Public Const cBreakOnAll As Long = 0 Public Const cBreakInClass As Long = 1 Public Const cBreakUnhandled As Long = 2 SetOption "Error Trapping", cBreakOnAll ' cBreakUnhandled
This feature is really more involved than can be easily described in one article, so I'll just give you the 30,000 foot overview. To look like a Web Browser, the app needs to stick to one main client form that is "loaded" with pages. There needs to be a device to remember navigation between pages and the pieces need to resize (in most cases) so that they take up the entire screen real estate.
Single Form with Subform
The code for loading a subform is embedded on frmMain, which is always open. For example, clicking on a customer in the list (see screen shot above) executes these lines of code. First, a function is called to "set" the CustomerID and the next line asks the main form to load the main subform with a form named "frmShowCustomer". That form performs a "get" of the CustomerID when it loads, effectively filtering the results to the selected customer.
SetCustomerID Nz(Me!CustomerID, "") g_lngResult = Forms!frmMain.LoadMainSubform("frmShowCustomer", True)
What web browser would be complete without a Home or Start Page button. While this could be handled through the navigation control, I've opted to manage that feature with a form called frmStartPage. This is the form that is always loaded first, and to reload it is a simple modification of the call above, substituting "frmStartPage" for "frmShowCustomer". By the way, the second option in that method, which is a Boolean True or False, determines whether or not the navigation control is asked to log the visit.
Strictly Web Features
Add a Web Browser
That's all there is to adding web surfing to your apps.
DoCmd.OutputTo acOutputReport, sReport, acFormatSNP, sFile, False Application.FollowHyperlink strFile
As it turns out, this is a really clean solution. Sure, files are created on the disk, but disk space is cheap these days, and it gives the added benefit of archiving snapshots of the reports over time. Something that itself could be managed from your app, providing links to previously created reports. It doesn't get cooler than this.

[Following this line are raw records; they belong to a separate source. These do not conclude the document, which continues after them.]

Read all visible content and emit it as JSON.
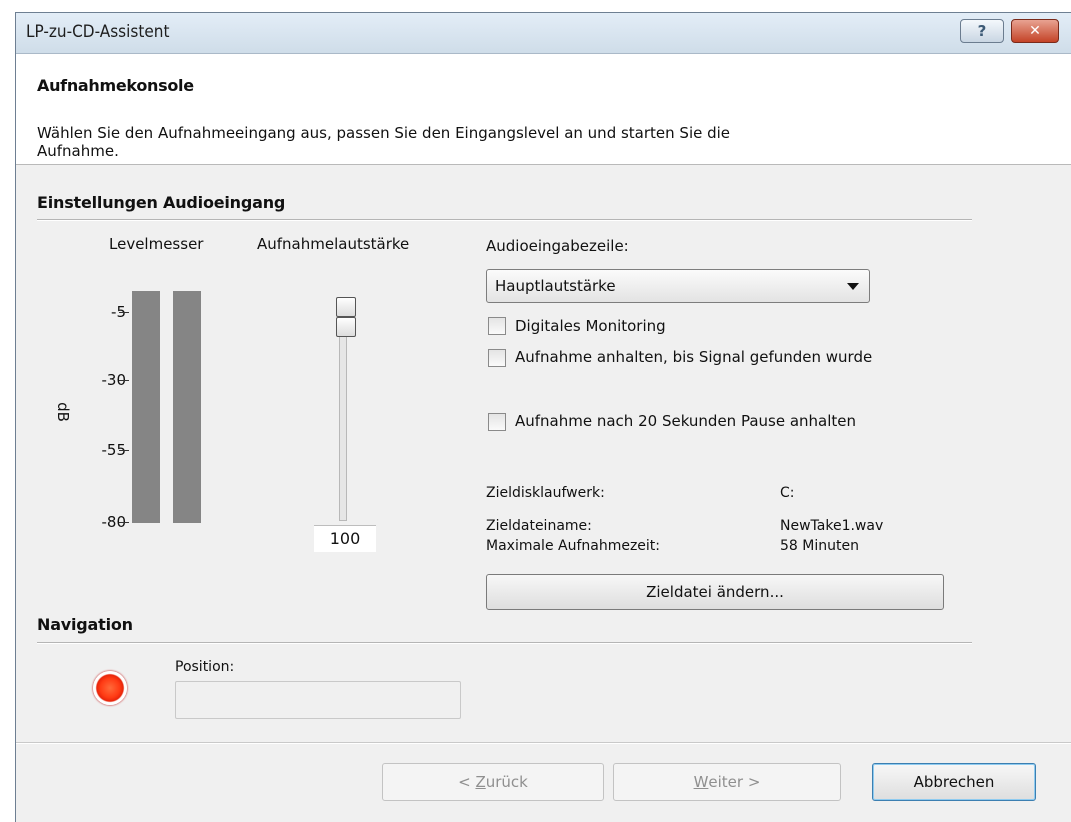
{
  "window": {
    "title": "LP-zu-CD-Assistent",
    "help_label": "?",
    "close_label": "✕"
  },
  "header": {
    "title": "Aufnahmekonsole",
    "description": "Wählen Sie den Aufnahmeeingang aus, passen Sie den Eingangslevel an und starten Sie die Aufnahme."
  },
  "input_settings": {
    "section_title": "Einstellungen Audioeingang",
    "level_meter_label": "Levelmesser",
    "recording_volume_label": "Aufnahmelautstärke",
    "db_unit": "dB",
    "db_ticks": [
      "-5",
      "-30",
      "-55",
      "-80"
    ],
    "volume_value": "100",
    "volume_level_fraction": 1.0,
    "input_line_label": "Audioeingabezeile:",
    "input_line_selected": "Hauptlautstärke",
    "checkboxes": [
      {
        "label": "Digitales Monitoring",
        "checked": false
      },
      {
        "label": "Aufnahme anhalten, bis Signal gefunden wurde",
        "checked": false
      },
      {
        "label": "Aufnahme nach 20 Sekunden Pause anhalten",
        "checked": false
      }
    ],
    "target_drive_label": "Zieldisklaufwerk:",
    "target_drive_value": "C:",
    "target_file_label": "Zieldateiname:",
    "target_file_value": "NewTake1.wav",
    "max_time_label": "Maximale Aufnahmezeit:",
    "max_time_value": "58 Minuten",
    "change_file_button": "Zieldatei ändern..."
  },
  "navigation": {
    "section_title": "Navigation",
    "position_label": "Position:",
    "position_value": ""
  },
  "footer": {
    "back_prefix": "< ",
    "back_mnemonic": "Z",
    "back_rest": "urück",
    "next_mnemonic": "W",
    "next_rest": "eiter >",
    "cancel": "Abbrechen"
  },
  "colors": {
    "meter_bar": "#858585",
    "record_button": "#e8250b",
    "default_button_border": "#3c7fb1"
  }
}
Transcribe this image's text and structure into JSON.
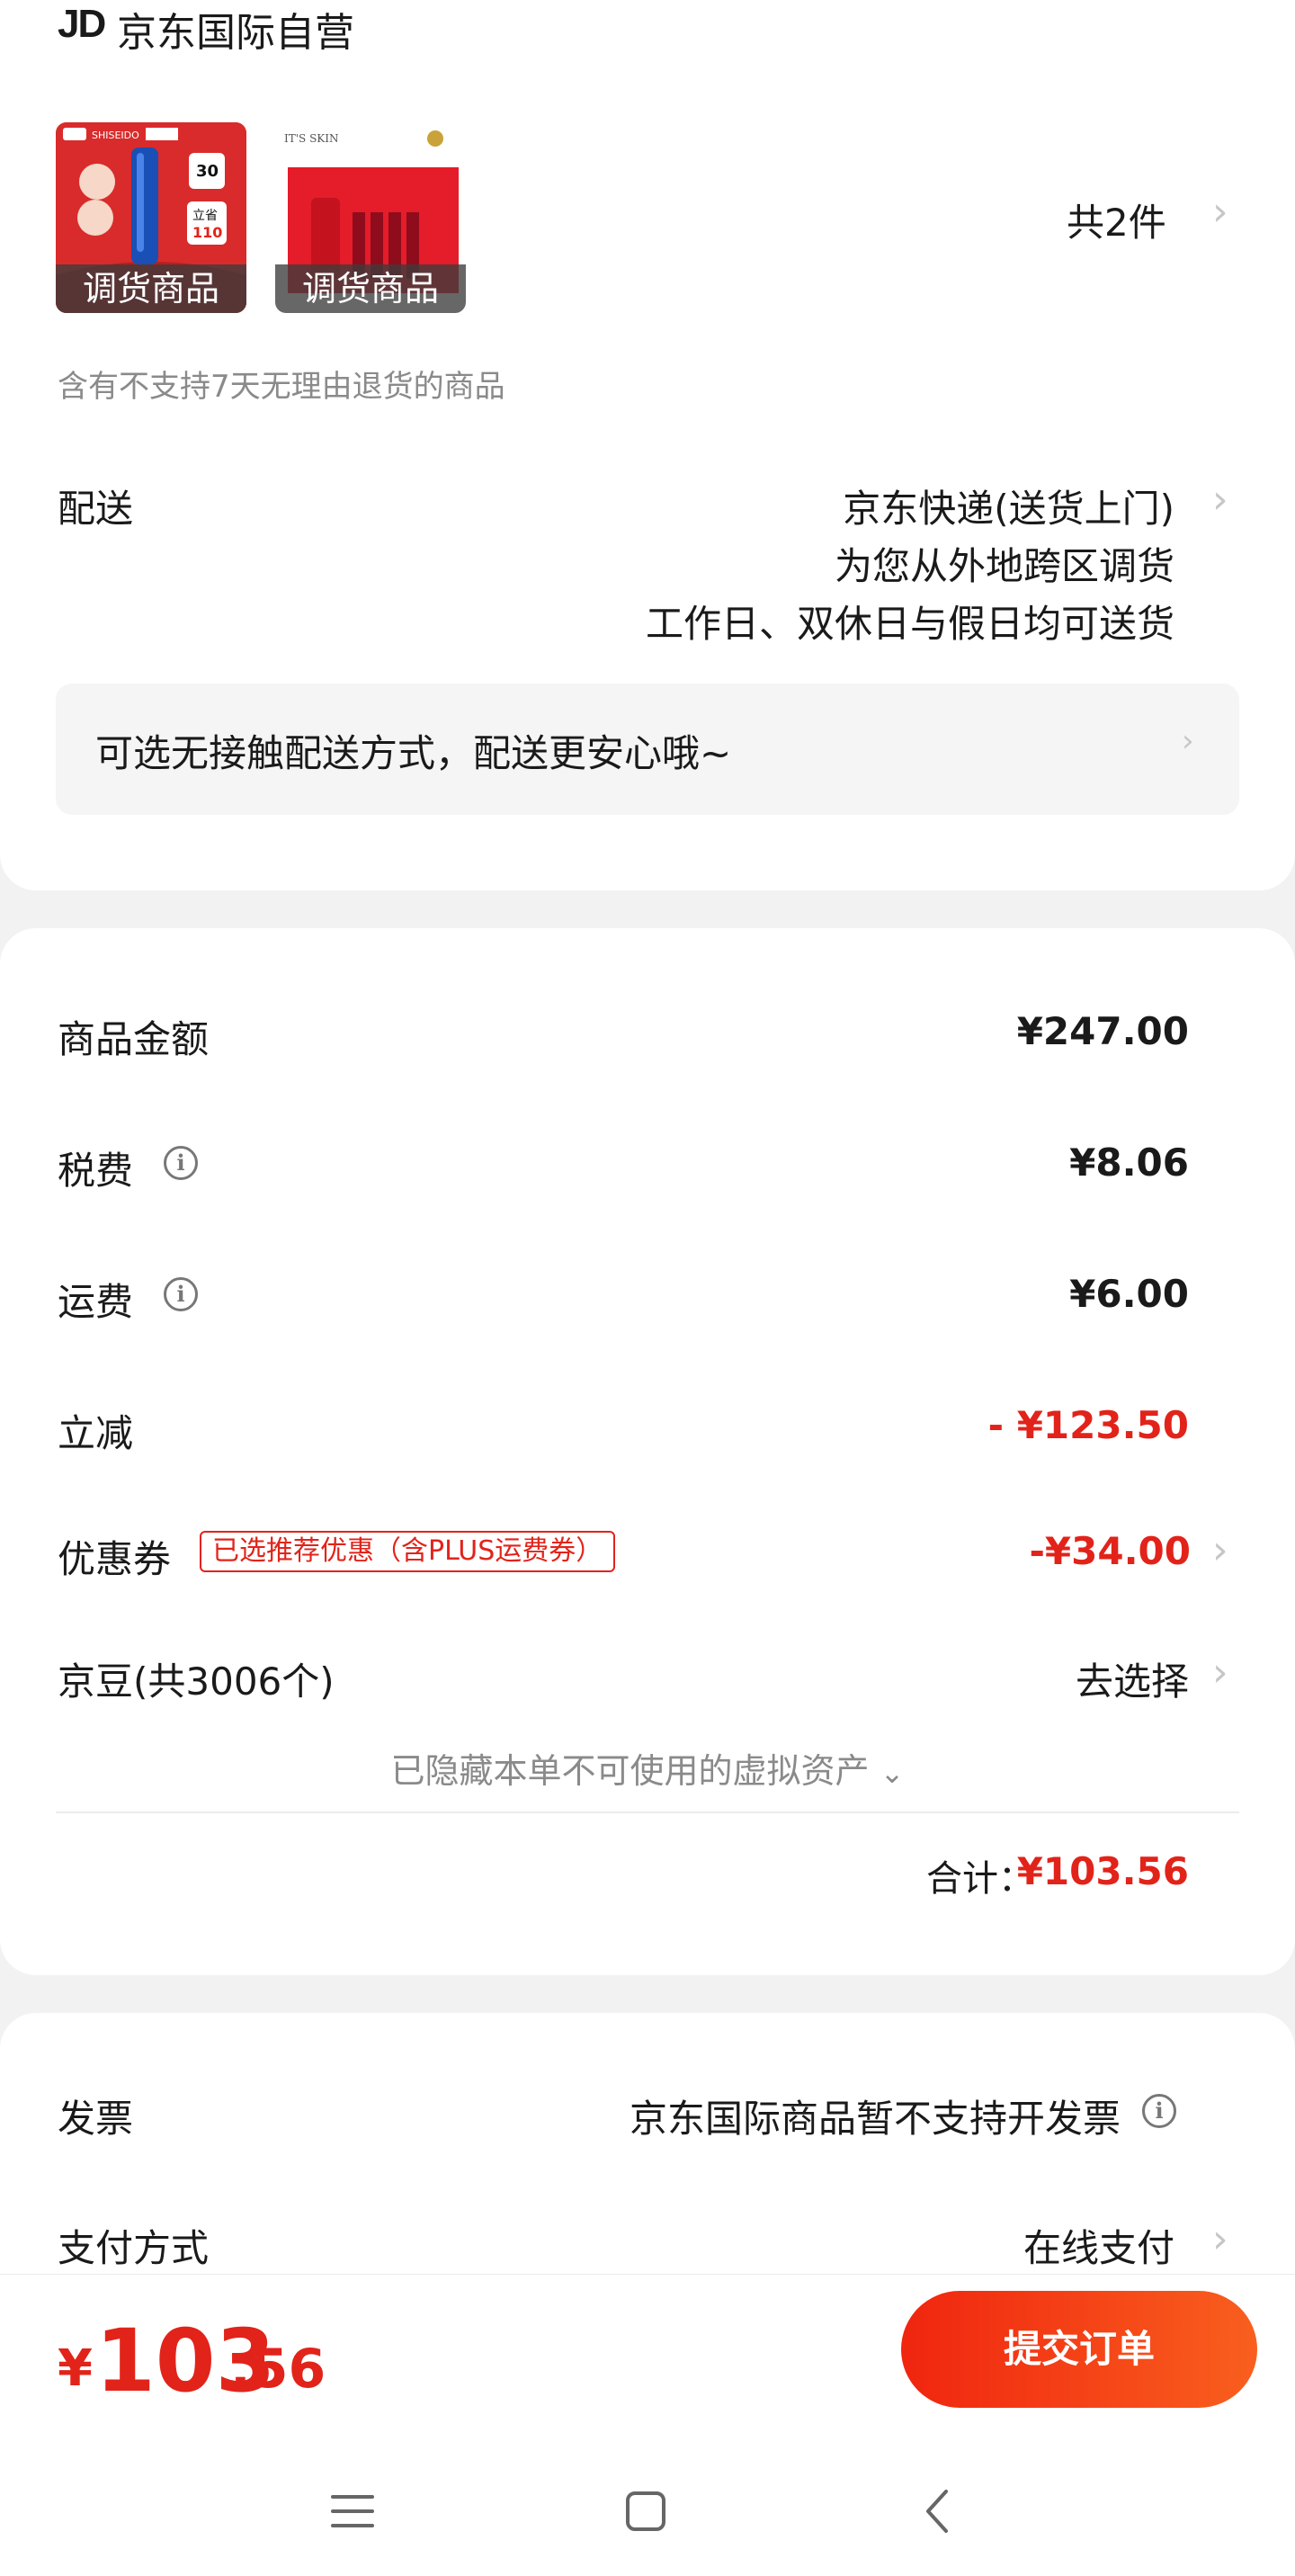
{
  "store": {
    "logo": "JD",
    "name": "京东国际自营"
  },
  "products": {
    "thumb1": {
      "brand": "SHISEIDO",
      "badge": "30",
      "save_label": "立省",
      "save_value": "110",
      "tag": "调货商品"
    },
    "thumb2": {
      "brand": "IT'S SKIN",
      "tag": "调货商品"
    },
    "count": "共2件",
    "return_note": "含有不支持7天无理由退货的商品"
  },
  "delivery": {
    "label": "配送",
    "method": "京东快递(送货上门)",
    "line2": "为您从外地跨区调货",
    "line3": "工作日、双休日与假日均可送货",
    "contactless": "可选无接触配送方式，配送更安心哦~"
  },
  "summary": {
    "goods_label": "商品金额",
    "goods_value": "¥247.00",
    "tax_label": "税费",
    "tax_value": "¥8.06",
    "shipping_label": "运费",
    "shipping_value": "¥6.00",
    "discount_label": "立减",
    "discount_value": "- ¥123.50",
    "coupon_label": "优惠券",
    "coupon_badge": "已选推荐优惠（含PLUS运费券）",
    "coupon_value": "-¥34.00",
    "beans_label": "京豆(共3006个)",
    "beans_value": "去选择",
    "hidden_assets": "已隐藏本单不可使用的虚拟资产",
    "total_label": "合计：",
    "total_value": "¥103.56"
  },
  "invoice": {
    "label": "发票",
    "value": "京东国际商品暂不支持开发票"
  },
  "payment": {
    "label": "支付方式",
    "value": "在线支付"
  },
  "bottom": {
    "currency": "¥",
    "amount_int": "103",
    "amount_dec": ".56",
    "submit": "提交订单"
  },
  "icons": {
    "chevron": "chevron-right-icon",
    "info": "info-icon",
    "chevron_down": "chevron-down-icon",
    "nav": [
      "menu-icon",
      "home-icon",
      "back-icon"
    ]
  },
  "colors": {
    "accent": "#e2231a",
    "button_start": "#f0250f",
    "button_end": "#f95f1e"
  }
}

Well, I apologize if the above description lacks detail. There just isn't time or space to go into detail about all the features of this Something Not Entirely Unlike Access application. The download will be a great starting point for you, if any of these features sound like something you would want to add to your applications. Also, watch this space for future articles, where I'll describe in detail the inner workings of the more complex processes.